■ **The task**:
From the entries below, give the number of lines where the word "your" occurs, and nothing else.

Data about app and page elements:
◆ ◆ ◆ ◆ ◆

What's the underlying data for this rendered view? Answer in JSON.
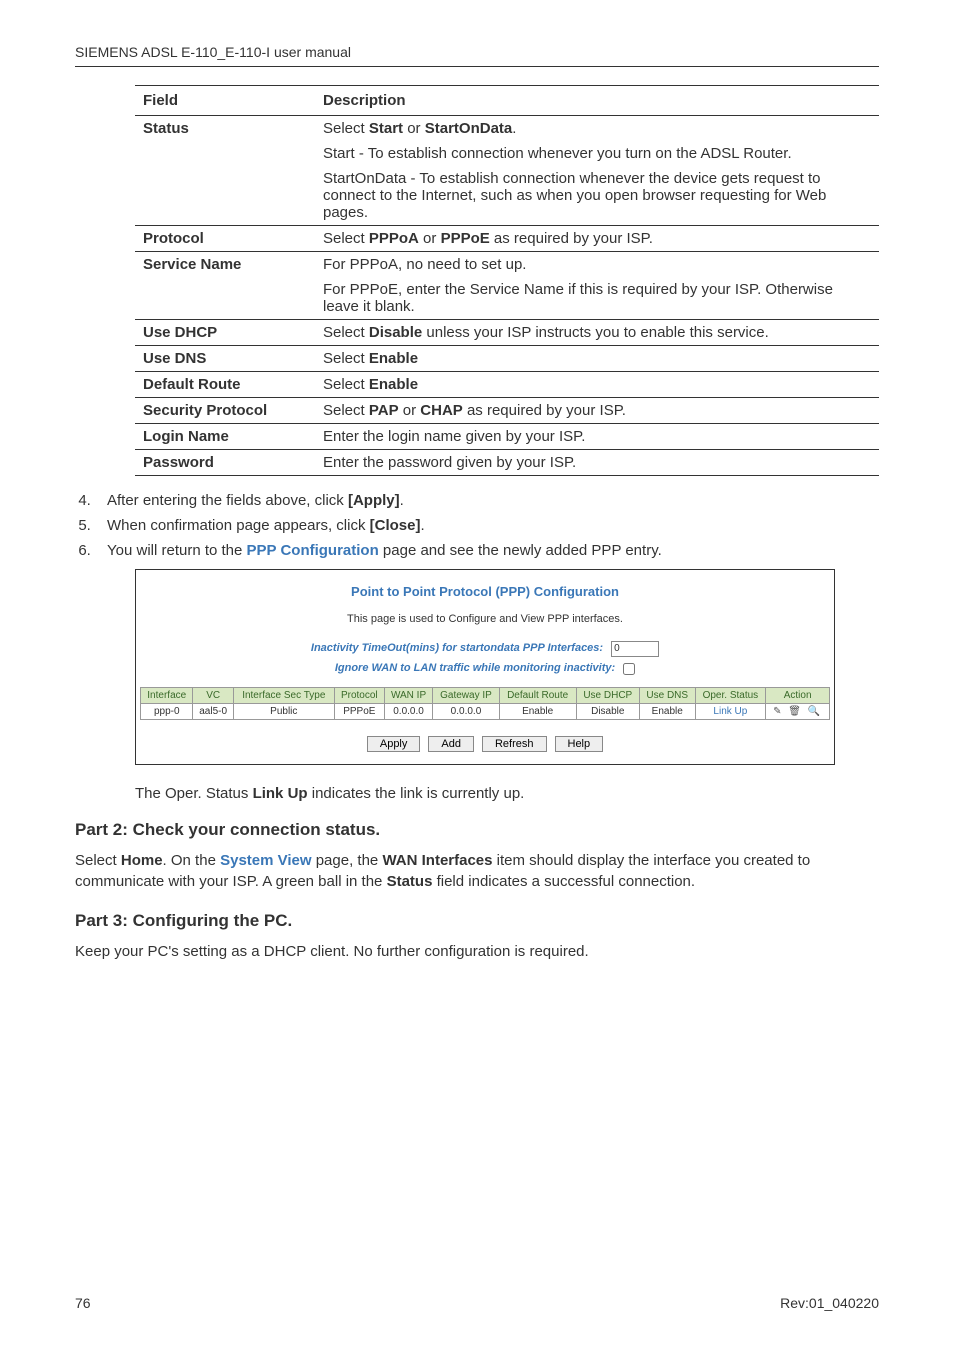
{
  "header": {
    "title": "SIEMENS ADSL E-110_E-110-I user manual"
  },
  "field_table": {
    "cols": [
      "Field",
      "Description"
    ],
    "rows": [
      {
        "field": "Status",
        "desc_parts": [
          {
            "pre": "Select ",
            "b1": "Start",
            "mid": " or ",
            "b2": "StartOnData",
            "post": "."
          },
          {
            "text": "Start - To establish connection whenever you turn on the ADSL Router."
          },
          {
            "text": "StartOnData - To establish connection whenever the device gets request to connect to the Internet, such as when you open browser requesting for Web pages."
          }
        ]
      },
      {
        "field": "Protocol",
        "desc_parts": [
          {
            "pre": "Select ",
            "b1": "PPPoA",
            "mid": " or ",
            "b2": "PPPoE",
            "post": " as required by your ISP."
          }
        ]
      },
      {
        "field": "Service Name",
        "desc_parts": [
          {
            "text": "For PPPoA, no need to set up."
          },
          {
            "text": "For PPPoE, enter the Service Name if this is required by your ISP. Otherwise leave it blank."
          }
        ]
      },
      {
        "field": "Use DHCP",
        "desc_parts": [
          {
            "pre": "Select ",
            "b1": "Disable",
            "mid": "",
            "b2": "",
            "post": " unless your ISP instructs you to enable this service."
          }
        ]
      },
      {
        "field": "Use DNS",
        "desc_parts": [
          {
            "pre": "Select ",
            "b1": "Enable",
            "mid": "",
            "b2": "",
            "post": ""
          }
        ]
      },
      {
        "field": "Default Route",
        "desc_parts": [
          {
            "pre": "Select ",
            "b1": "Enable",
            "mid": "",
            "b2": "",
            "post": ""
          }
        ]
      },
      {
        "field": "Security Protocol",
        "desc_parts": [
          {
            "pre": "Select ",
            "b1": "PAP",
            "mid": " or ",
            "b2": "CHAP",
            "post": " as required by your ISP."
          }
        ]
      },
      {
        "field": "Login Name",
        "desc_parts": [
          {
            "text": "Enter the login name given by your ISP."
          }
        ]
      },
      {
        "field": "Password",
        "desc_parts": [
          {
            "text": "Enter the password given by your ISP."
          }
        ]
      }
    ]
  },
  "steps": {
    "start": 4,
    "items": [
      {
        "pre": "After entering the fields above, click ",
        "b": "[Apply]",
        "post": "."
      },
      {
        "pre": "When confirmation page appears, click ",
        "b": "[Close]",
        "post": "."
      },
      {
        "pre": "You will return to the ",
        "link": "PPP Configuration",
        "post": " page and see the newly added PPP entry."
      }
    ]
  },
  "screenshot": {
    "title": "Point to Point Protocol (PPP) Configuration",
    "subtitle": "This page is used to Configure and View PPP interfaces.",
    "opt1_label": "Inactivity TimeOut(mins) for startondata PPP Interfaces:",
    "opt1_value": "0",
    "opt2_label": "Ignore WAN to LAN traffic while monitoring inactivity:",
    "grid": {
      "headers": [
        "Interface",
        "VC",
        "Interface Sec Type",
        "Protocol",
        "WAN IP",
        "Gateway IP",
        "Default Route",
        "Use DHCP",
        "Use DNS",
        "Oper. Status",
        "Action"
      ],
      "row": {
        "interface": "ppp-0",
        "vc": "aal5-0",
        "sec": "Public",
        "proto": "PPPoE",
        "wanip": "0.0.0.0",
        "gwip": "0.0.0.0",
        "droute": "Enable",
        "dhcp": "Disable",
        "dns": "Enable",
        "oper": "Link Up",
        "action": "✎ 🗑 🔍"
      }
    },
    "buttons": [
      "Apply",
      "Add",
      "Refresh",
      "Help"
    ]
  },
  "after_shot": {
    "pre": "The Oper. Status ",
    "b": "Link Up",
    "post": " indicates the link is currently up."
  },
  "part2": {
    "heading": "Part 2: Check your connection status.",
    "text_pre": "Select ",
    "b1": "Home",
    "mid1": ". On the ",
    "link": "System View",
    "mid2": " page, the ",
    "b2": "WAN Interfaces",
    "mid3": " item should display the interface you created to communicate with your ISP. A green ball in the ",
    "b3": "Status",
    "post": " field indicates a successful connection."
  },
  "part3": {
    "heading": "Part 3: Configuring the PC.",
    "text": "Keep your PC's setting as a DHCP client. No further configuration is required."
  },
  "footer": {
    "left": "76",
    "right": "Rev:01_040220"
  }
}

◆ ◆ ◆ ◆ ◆

■ **Solution**:
9